Memorial weekend gastronomic extravaganza

This weekend has been a gastronomic extravaganza. My brother and his wife came down from Dallas and we have two daughters and one of their boyfriends here as well. My brother was the one who turned us onto sous vide by telling us about Thomas Keller at the French Laundry. I cooked just about every dish I've made in the sous vide for them.

Friday night: used the APC sous vide machine to cook chicken breasts and thighs (one daughter won't eat fish), scallops, and salmon, along with a silver lining salad (butter lettuce, avocado, green onions, and a tahini-based dressing with fish sauce), sauteed zucchini and squash, and poached pears for dessert.
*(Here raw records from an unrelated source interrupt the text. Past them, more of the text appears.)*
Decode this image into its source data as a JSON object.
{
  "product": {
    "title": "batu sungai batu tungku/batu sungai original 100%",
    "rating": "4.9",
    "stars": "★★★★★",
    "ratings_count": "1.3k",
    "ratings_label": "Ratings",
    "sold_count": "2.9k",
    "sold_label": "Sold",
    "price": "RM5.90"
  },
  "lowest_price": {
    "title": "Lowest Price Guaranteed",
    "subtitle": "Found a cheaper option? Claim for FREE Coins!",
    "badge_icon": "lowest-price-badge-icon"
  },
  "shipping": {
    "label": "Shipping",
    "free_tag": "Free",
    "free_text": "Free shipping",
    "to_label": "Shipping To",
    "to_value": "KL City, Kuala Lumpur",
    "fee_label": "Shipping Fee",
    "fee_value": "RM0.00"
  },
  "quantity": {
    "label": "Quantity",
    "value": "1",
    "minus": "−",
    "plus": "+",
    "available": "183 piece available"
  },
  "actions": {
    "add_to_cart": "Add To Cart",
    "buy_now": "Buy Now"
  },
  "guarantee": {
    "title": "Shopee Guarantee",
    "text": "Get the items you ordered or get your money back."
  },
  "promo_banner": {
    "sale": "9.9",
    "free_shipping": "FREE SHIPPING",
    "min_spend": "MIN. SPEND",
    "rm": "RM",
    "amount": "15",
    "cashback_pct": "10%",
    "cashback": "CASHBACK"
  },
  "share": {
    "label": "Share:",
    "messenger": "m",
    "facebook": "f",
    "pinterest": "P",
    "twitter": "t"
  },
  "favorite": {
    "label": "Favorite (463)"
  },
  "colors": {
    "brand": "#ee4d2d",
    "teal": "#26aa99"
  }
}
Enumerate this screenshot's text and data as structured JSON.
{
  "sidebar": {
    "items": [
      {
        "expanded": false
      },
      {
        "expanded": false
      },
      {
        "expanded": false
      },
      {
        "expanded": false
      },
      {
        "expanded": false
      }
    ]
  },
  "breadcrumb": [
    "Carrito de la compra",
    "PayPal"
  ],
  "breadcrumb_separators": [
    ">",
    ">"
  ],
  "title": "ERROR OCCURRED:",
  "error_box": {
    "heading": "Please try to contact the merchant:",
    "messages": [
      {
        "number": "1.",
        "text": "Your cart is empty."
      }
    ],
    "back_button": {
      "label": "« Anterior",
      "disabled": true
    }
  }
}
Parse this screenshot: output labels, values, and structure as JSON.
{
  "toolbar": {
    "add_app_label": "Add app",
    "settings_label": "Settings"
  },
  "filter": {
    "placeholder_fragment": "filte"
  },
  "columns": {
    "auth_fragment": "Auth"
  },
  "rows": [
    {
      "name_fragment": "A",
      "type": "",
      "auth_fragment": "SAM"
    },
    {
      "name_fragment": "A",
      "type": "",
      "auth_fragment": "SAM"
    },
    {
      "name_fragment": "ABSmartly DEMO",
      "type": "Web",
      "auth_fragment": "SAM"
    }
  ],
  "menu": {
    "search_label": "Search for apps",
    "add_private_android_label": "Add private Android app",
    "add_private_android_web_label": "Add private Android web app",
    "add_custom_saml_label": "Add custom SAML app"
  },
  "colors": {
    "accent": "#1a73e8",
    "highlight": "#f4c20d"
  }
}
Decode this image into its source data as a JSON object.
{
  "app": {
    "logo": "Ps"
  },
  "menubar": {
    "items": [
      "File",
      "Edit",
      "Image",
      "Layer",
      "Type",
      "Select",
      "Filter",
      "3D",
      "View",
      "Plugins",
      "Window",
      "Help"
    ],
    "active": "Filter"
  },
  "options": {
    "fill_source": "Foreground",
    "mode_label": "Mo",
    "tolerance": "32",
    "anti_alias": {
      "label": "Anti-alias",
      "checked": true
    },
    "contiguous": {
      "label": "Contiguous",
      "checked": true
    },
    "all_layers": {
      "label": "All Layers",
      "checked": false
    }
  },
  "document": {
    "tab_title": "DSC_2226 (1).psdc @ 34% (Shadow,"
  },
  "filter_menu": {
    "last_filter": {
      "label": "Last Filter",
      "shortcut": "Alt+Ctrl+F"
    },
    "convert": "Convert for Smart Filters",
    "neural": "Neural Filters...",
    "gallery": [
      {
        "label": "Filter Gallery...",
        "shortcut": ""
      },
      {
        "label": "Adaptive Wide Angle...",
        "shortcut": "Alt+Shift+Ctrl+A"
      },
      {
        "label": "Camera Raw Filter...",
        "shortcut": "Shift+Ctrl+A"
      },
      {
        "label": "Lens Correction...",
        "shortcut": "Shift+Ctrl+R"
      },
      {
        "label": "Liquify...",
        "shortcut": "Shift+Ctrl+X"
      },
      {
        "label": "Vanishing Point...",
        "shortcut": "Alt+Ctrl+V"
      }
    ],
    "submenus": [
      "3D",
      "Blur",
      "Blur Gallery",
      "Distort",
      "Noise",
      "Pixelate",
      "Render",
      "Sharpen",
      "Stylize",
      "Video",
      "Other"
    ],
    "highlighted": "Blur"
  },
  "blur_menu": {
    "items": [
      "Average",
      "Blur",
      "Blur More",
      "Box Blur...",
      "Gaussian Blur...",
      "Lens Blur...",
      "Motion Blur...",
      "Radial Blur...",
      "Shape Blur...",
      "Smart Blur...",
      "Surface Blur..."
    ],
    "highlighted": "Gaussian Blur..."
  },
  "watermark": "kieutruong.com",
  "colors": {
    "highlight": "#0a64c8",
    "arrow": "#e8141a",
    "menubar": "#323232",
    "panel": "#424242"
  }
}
I made a lemon buerre blanc for the fish and chicken.

Saturday morning: yeast-rising waffles with bacon.

Saturday evening: added another couple to the crowd. We started off with a Spanish olive oil tasting with homemade bread (Artisan Bread in Five Minutes a Day) and champagne. Then salad with strawberries and avocado with chevre topped with a balsamic reduction. Then two kinds of steak cooked in the sous vide machine: NY strip and a chuck "steak" 2 inches thick that was cooked for twenty-four hours, with a shallot red wine reduction sauce, hasselback potatoes, sauteed asparagus. Everyone agreed the chuck was the better of the two steaks: very tender and flavorful. My sister-in-law had made a nice chocolate cake for dessert.

Sunday morning I made duxelles en cocotte.

No photos?! 

It all sounds amazing though - My kind of place to stay for a weekend, haha.
Aside from the chuck - what did they all think of the rest? Any huge favorites?

I’m curious about the chuck - did you put anything in the bag with it? What temperature did you have it on?

I’ve seen that artisan bread website before and been curious to give it a go, is it worth the (minimal) effort?

Sorry, no photos: too busy getting it all on the table!

Everything else was great.

I did all this in one 4 gallon Cambro container. At one point there were four bags: chicken breasts, thighs, scallops, and salmon.

Boneless, skinless, chicken breasts and thighs: I did these first at 149F in separate bags. Just salt and pepper in the bag. Then I lowered the temperature to 140F for the scallops, with water, apple cider vinegar, and salt in the bag – leaving the chicken bags in there as well to keep warm. Then I lowered the temperature to 122F for the salmon (used some ice to help drop the temp), again leaving the other bags in to keep warm. Only salt and pepper with the salmon as well. Then I seared the chicken and scallops (on a portable induction burner at the table) and served.

For the chuck, I dusted the surfaces with thyme, roasted garlic powder, salt, and pepper, and put it in the water after the salmon came out, and raised the temp to 135F. That cooked a full 24 hours. I did the same to the NY strip about 2 hours before dinner, into the same water. Seared these heavily when ready to eat – probably too much for the strip, as it was no longer medium rare. You have to use a really HOT pan and be quick about it.

The Artisan Bread cookbook is totally worth it if you like warm homemade bread and have a bit more than an hour for rising and baking time before dinner is to be served. Nothing beats fresh warm bread.